The Confusion About Cap-and-Trade
In “With cap and trade in doubt, key questions go unanswered,” a recent article in Cal Matters, writer Julie Cart described “a scathing bipartisan scolding” by state lawmakers of the California Air Resources Board “over a lack of transparency” with the cap-and-trade program.
Legislators are talking about doing an audit. But lack of transparency may not be the main problem here.
Cart quoted a Legislative Analyst’s Office report about the various programs funded by the Greenhouse Gas Reduction Fund, into which the state’s cap-and-trade money is deposited:
The analyst … found that not all projects are cost-efficient. For example, the usual price in the auctions of reducing one metric ton of emissions is $12.73. Although some of the projects funded by auction proceeds are excellent deals, some cost more than ten times that sum to achieve the same result, according to the report.
The report, which can be downloaded here, includes a chart that shows the cost of greenhouse gas (GHG) reductions per project funded by the cap-and-trade program. It comes up with an average price per ton of $57, based on each program’s projections for how many tons of GHG it will reduce.
The report then adds:
At the most recent auction in February 2016, cap-and-trade allowances sold for substantially less—about $13 per ton.
This sows confusion about cap-and-trade and its true costs. As explained in this earlier post, the cost of allowances in the auction have nothing to do with the cost of reducing a ton of carbon. It’s disingenuous, at best, for the LAO to put these two statements together as if they were related, and unfortunately that’s exactly how the Cal Matters article interprets them.
If smart people misread the statement to mean that the true cost of cutting greenhouse gas emissions is $13 per ton, it’s the fault of the LAO report.
There are other problems with the LAO’s strictly financial analysis. Its focus on the cost per ton of GHG reduction leaves out all the other investment benefits from the Greenhouse Gas Reduction Fund. Those “co-benefits” are required by a number of laws that accompanied A.B. 32, the Global Warming Solutions Act that forms the basis for cap-and-trade. The additional benefits include improving the economy, providing jobs, improving public health, and ensuring investments go to communities that have suffered disproportionately from climate problems.
Tim McRae, Senior Energy Director at the Silicon Valley Leadership Group, writes about one such co-benefit in the Mercury News: California’s economy, which has benefited directly and indirectly from climate investments.
By ascribing a price to emitting carbon pollution, AB 32 puts a cost on waste and inefficiency. Ten years after its passage, the wisdom of this approach is clear.

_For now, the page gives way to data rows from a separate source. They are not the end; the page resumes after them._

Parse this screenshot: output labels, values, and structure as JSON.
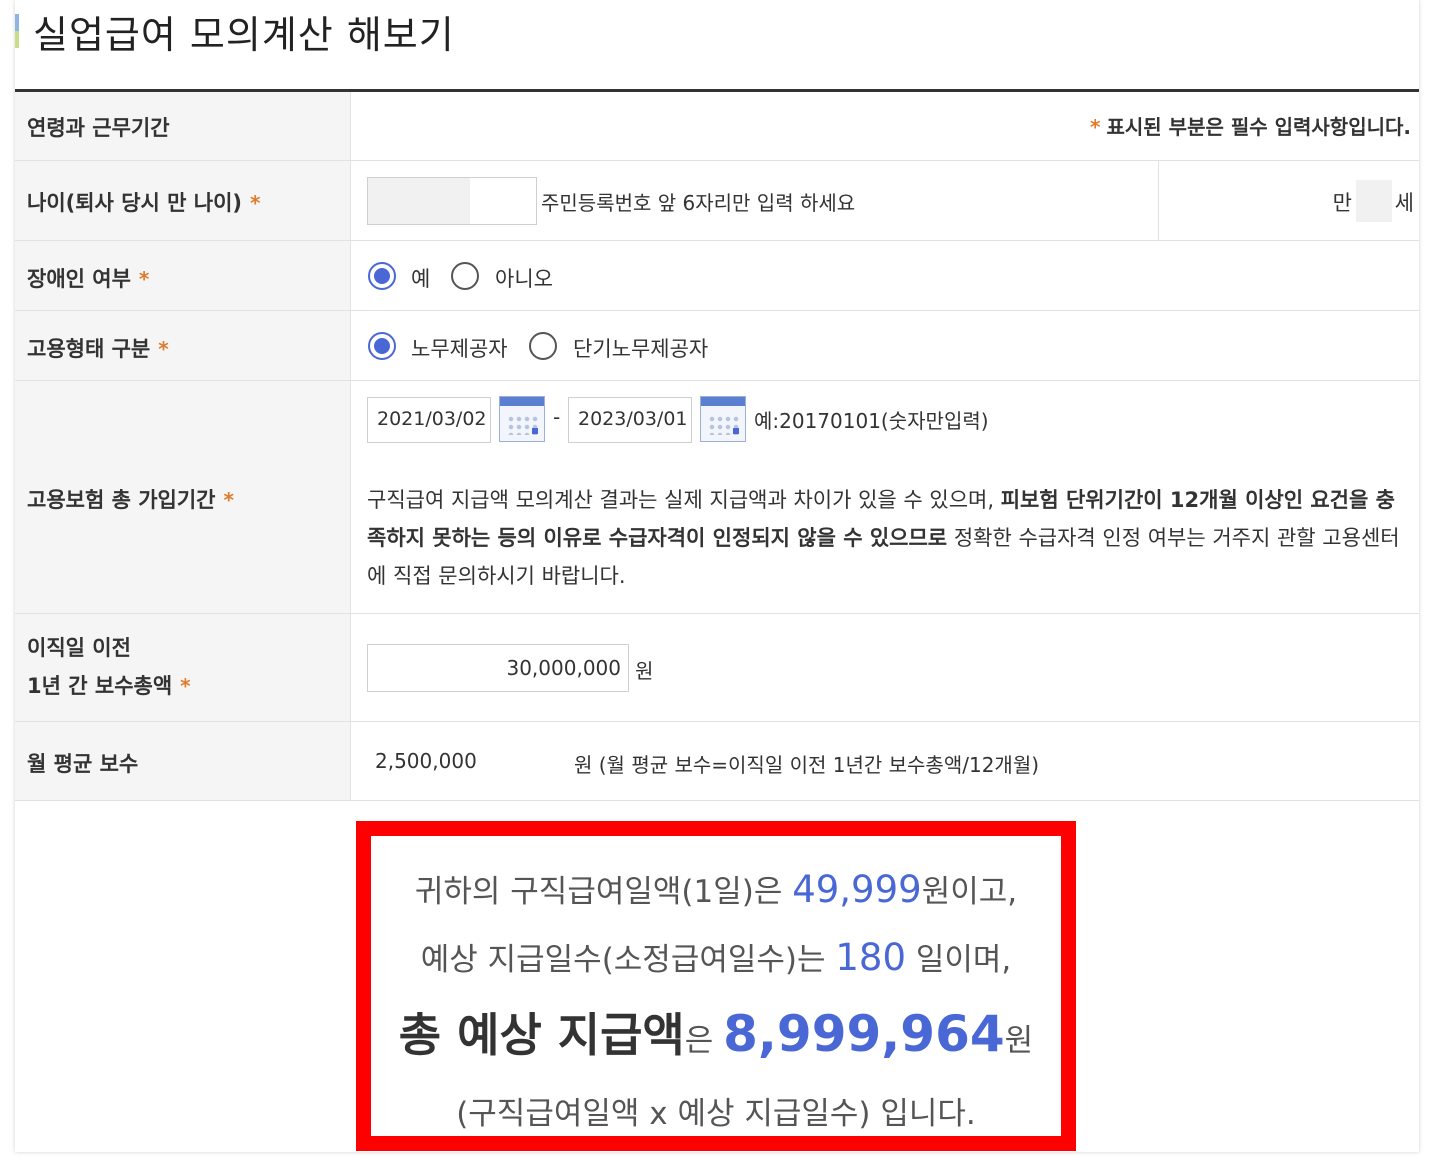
{
  "page": {
    "title": "실업급여 모의계산 해보기"
  },
  "header_row": {
    "label": "연령과 근무기간",
    "required_star": "*",
    "required_note": "표시된 부분은 필수 입력사항입니다."
  },
  "age_row": {
    "label": "나이(퇴사 당시 만 나이)",
    "star": "*",
    "input_value": "",
    "hint": "주민등록번호 앞 6자리만 입력 하세요",
    "man_label": "만",
    "age_value": "",
    "se_label": "세"
  },
  "disability_row": {
    "label": "장애인 여부",
    "star": "*",
    "options": [
      {
        "label": "예",
        "selected": true
      },
      {
        "label": "아니오",
        "selected": false
      }
    ]
  },
  "employment_row": {
    "label": "고용형태 구분",
    "star": "*",
    "options": [
      {
        "label": "노무제공자",
        "selected": true
      },
      {
        "label": "단기노무제공자",
        "selected": false
      }
    ]
  },
  "insurance_row": {
    "label": "고용보험 총 가입기간",
    "star": "*",
    "start_date": "2021/03/02",
    "dash": "-",
    "end_date": "2023/03/01",
    "date_hint": "예:20170101(숫자만입력)",
    "notice_part1": "구직급여 지급액 모의계산 결과는 실제 지급액과 차이가 있을 수 있으며, ",
    "notice_bold": "피보험 단위기간이 12개월 이상인 요건을 충족하지 못하는 등의 이유로 수급자격이 인정되지 않을 수 있으므로",
    "notice_part2": " 정확한 수급자격 인정 여부는 거주지 관할 고용센터에 직접 문의하시기 바랍니다."
  },
  "salary_row": {
    "label_line1": "이직일 이전",
    "label_line2": "1년 간 보수총액",
    "star": "*",
    "value": "30,000,000",
    "unit": "원"
  },
  "monthly_row": {
    "label": "월 평균 보수",
    "value": "2,500,000",
    "note": "원 (월 평균 보수=이직일 이전 1년간 보수총액/12개월)"
  },
  "result": {
    "line1_pre": "귀하의 구직급여일액(1일)은 ",
    "daily_amount": "49,999",
    "line1_post": "원이고,",
    "line2_pre": "예상 지급일수(소정급여일수)는 ",
    "days": "180",
    "line2_post": " 일이며,",
    "line3_bold": "총 예상 지급액",
    "line3_mid": "은 ",
    "total_amount": "8,999,964",
    "line3_post": "원",
    "line4": "(구직급여일액 x 예상 지급일수) 입니다."
  },
  "colors": {
    "accent_blue": "#4a67d6",
    "required_star": "#e07b2a",
    "highlight_border": "#ff0000"
  }
}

California is home to more clean technology venture capital than any other state: $27 billion since 2006, when AB 32 became law. More than 500,000 Californians comprise the state’s clean energy economy, working on advanced technologies like biofuels and electric vehicles that place us in the vanguard.
And, he adds:
Last year, Bloomberg crowned California the best state in which to do business, in part due to our proactive approach to modern global challenges like climate change.
And while the auctions have slowed—whether due to uncertainty over the future of cap and trade or to other factors—
California’s program is designed to withstand this ebb and flow. That’s not what’s important about the program, though. Driving the clean energy economy and driving down emissions is what’s important.
That long-term credibility issue he mentions is real, as the current law expires in 2020 and there is disagreement about how to proceed. And at least some of that disagreement is fueled by misunderstanding the purpose of the program. Opponents of climate change policies and regulations on business are quick to take advantage of the confusion.
Assemblyman Adam Gray (D-Merced) recently penned an op-ed in the Modesto Bee calling cap-and-trade a “tragic return on our investment,” saying that
We should be implementing air quality improvement programs to clean up the air, but instead the Legislature and California Air Resources Board are fixated on lofty long-term greenhouse gas reduction programs.
We are missing an important opportunity to fund real priorities that need our immediate attention – like improving the Valley’s air quality and funding long overdue road maintenance and construction throughout the state.
This reads like a willful misunderstanding of the connections between bad air, transportation mode choices, and equitable, livable communities—all targets of cap-and-trade investments. Or Gray is misled by the LAO’s focus on the cost effectiveness of each dollar spent per ton of GHG eliminated, thinking that is the only goal of the program.
And while he’s right that transparency is important, any evaluation of cap-and-trade must account for more than just the cost per ton of emissions reduced.
More on that next week.